The Korean series “All of Us Are Dead” (Netflix) features students trapped in their high school complex when a zombie outbreak occurs. As with many well-crafted series, this one has good suspense buttressed by complicated characters that allow reflections to emerge almost naturally from the story.
In one scene, the surviving students lock themselves up in a room on a high floor. The rest of the school is filled with zombies, the adults have fled, and outside, helicopters roam the skies haphazardly, as though simply scanning damage with no care for the living.One student wonders: Will they ever be rescued? In some countries, the death of adults is mourned more than the death of children; in others, it’s the reverse. Which mold does their country fit into?
Another student counters: That depends. Who does the government—and by extension, society—value more? The old or the young?
In abandoning the high school to the whims of powerful bombs, the government shows that it doesn’t care if there are young survivors, and it, therefore, values rescuing the old, who carry wisdom.
In strategizing a rescue of children, the government puts older people at risk, but it also shows that it values the young, the next generation who will ensure the survival of the human race.
There are dramatic assumptions here, of course. There is the assumption that the old will always be wise and share that wisdom. Not always with basis, if you look at Facebook comments where older generations crave nonexistent golden ages; family reunions where elders silence anyone speaking about social issues; and governments where white-or-no-haired bureaucrats spout near-nonsensical slogans then bawl when they feel attacked.
There is the assumption that the young will always carry hope, have good hearts, and grow their own wisdom. And yet we also hear news of young people dropping out of school, caught up in a life of crime, refusing to speak out against injustice. We must admit, however, that many of these mishaps can be traced to adults who did not build good infrastructure to encourage learning, brought up entitled children who thought they could get away with anything, made society so unwelcoming to contrary opinions that those who once had great ideas now choose to be quiet.
If we extend the question to today’s events, we might ask: What does one gain by targeting the most vulnerable of society?
What is gained by killing members of a minority religion in a place of worship? By allowing one’s economy to grow, fossil fuels and all, at the behest of another? By raining down bombs and obliterating nearly an entire generation of children?
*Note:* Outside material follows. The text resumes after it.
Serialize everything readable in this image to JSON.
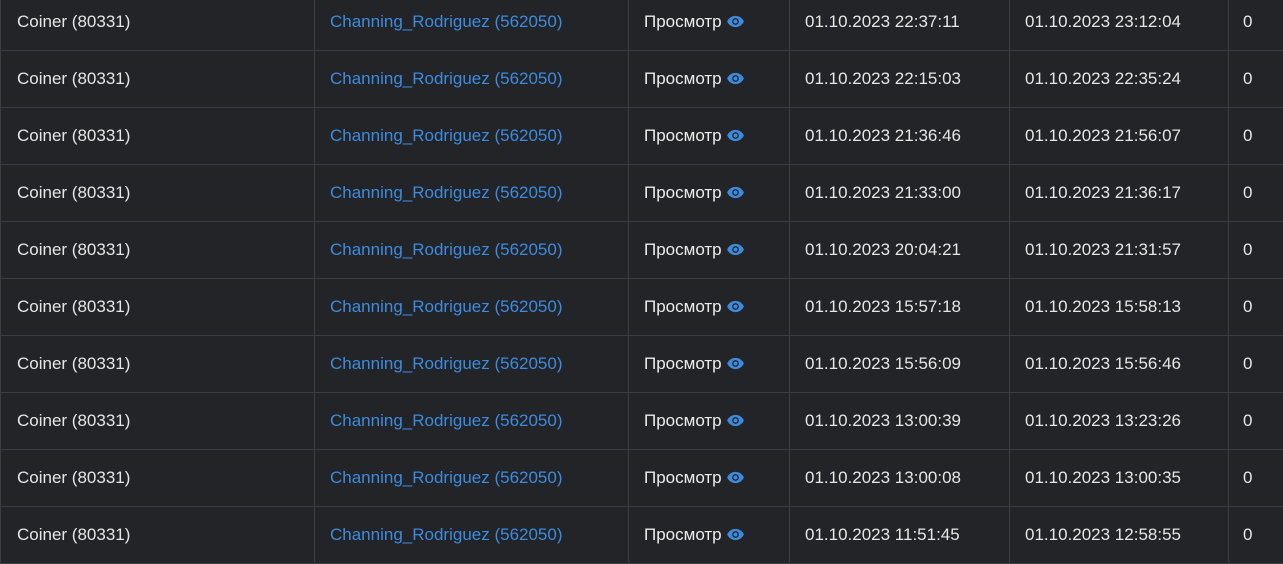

There, too, is something beyond the question of old or young in the scene from “All of Us Are Dead.” The adults in the show always invoke the ideas of lack of time and resources, urgency of action, anything that can justify a quick decision. It is the notion that so much thought is put into securing the desires of the old, while there is no careful strategy to rescue the young.
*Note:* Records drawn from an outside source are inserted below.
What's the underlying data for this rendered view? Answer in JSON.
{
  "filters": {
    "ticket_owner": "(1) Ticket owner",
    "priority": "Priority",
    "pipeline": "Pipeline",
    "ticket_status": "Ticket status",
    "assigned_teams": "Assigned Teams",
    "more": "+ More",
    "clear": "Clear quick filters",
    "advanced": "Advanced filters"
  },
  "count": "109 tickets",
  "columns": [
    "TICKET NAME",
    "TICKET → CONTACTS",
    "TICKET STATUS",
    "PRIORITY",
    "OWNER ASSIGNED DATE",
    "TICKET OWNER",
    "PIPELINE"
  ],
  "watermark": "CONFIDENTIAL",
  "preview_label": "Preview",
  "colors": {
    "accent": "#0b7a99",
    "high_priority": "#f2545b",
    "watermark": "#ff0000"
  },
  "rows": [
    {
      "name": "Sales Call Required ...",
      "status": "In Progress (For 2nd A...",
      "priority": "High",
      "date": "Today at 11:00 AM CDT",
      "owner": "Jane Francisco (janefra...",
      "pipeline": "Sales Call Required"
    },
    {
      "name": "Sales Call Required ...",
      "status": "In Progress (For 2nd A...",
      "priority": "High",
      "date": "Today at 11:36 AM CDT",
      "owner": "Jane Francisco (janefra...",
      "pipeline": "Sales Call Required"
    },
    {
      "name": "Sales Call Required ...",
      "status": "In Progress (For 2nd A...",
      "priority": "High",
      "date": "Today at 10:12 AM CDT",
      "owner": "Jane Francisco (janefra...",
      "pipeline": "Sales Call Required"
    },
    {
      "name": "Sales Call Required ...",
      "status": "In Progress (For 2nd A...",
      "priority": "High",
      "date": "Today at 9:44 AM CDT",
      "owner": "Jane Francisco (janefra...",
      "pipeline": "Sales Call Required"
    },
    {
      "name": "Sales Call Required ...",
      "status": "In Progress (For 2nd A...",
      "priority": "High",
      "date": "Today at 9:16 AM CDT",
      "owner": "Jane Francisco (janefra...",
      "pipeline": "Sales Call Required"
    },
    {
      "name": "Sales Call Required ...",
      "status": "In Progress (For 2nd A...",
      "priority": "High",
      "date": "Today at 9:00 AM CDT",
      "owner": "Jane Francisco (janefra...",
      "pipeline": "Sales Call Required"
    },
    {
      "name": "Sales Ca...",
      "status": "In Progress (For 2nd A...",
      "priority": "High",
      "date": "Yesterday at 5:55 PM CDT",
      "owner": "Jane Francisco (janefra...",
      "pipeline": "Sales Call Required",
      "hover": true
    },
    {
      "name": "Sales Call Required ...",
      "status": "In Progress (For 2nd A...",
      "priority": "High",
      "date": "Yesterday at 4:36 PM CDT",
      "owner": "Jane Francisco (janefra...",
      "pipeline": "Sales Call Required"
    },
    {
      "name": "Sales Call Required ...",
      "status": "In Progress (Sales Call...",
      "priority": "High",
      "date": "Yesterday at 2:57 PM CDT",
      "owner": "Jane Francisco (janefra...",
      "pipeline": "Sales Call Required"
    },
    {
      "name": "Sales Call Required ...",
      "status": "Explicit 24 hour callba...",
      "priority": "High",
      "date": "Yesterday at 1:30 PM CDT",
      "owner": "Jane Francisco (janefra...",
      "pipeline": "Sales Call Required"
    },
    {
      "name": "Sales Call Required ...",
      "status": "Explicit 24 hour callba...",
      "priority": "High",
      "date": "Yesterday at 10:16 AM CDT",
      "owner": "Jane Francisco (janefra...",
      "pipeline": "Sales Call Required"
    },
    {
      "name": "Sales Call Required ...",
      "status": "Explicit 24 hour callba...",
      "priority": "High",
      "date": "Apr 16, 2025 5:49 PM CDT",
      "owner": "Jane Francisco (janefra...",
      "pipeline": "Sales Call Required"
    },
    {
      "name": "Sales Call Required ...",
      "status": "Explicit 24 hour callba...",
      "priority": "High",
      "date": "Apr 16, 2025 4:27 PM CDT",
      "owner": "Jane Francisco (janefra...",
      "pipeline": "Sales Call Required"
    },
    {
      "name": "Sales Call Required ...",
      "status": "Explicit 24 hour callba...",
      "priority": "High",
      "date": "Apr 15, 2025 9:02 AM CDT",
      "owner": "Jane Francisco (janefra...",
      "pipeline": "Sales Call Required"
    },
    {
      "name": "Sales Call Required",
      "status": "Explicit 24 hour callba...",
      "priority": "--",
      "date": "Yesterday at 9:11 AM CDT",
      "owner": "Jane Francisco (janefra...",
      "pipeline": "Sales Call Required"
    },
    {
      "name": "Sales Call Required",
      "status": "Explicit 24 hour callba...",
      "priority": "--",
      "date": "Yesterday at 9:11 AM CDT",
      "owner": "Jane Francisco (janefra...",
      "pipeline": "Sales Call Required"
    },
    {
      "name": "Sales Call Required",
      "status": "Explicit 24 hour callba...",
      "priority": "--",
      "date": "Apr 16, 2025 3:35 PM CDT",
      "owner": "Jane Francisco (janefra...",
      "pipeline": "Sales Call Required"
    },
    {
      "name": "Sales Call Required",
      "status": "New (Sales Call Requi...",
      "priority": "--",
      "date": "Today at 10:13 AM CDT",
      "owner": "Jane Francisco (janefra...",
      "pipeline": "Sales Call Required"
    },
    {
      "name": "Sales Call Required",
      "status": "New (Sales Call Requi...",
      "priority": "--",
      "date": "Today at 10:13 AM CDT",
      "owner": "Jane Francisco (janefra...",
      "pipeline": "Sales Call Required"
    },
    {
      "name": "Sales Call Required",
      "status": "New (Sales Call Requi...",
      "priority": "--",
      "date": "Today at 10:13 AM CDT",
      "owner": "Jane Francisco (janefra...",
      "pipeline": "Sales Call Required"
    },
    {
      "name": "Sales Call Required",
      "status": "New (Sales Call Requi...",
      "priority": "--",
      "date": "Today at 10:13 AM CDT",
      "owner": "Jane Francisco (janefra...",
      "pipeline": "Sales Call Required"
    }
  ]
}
The characters are, in effect, asking: were they not worth the effort of careful planning, so that a final goal is achieved without sacrificing their lives? Are the adults so focused on getting a job done that they forget the innocent lives that they hurt, even kill, in the process?
It is the discernment and strategy that are missing, and that make humans a frightening race in a time of crisis.
In crisis, we tend to focus on results, not on process. We might even hear, “It’s in God’s hands now,” despite a person doing nothing to improve their situation, and instead surrendering immediately out of fear, anxiety, or outright mental and emotional laziness.
A college student under the stress of deadlines might resort to plagiarism just to submit a paper, and then blame their teachers for not teaching them better.
Leaders under pressure for immediate action might bomb everything in sight, and then condemn the rest of the world for criticizing their work.
Reliance on the notion of urgency never absolves us from accountability. To say that one decided to do wrong out of urgency is to admit that one is weak, should have known better, still decided to lie, make excuses, hope for clemency later.
At the end of the first season of “All of Us Are Dead,” some children survive, but at great cost. There is grief, longing for what once was, uncertainty in what is to be. There is visible tension between those in power and those who were nearly sacrificed.
We talk so loosely about the vulnerable that we often forget the leaders. They’ve been arguing all this time, expending their energy on muzzling or pressuring the media, pushing a narrative that repeatedly strives to polish their rapidly blackening image.
The question for them might be more pragmatic: Do they surrender to their own weakness, or find ways to use their wisdom to bring forth hope?Will they exercise both strategy and compassion or will they be too preoccupied on whether they are on the right or wrong side of history?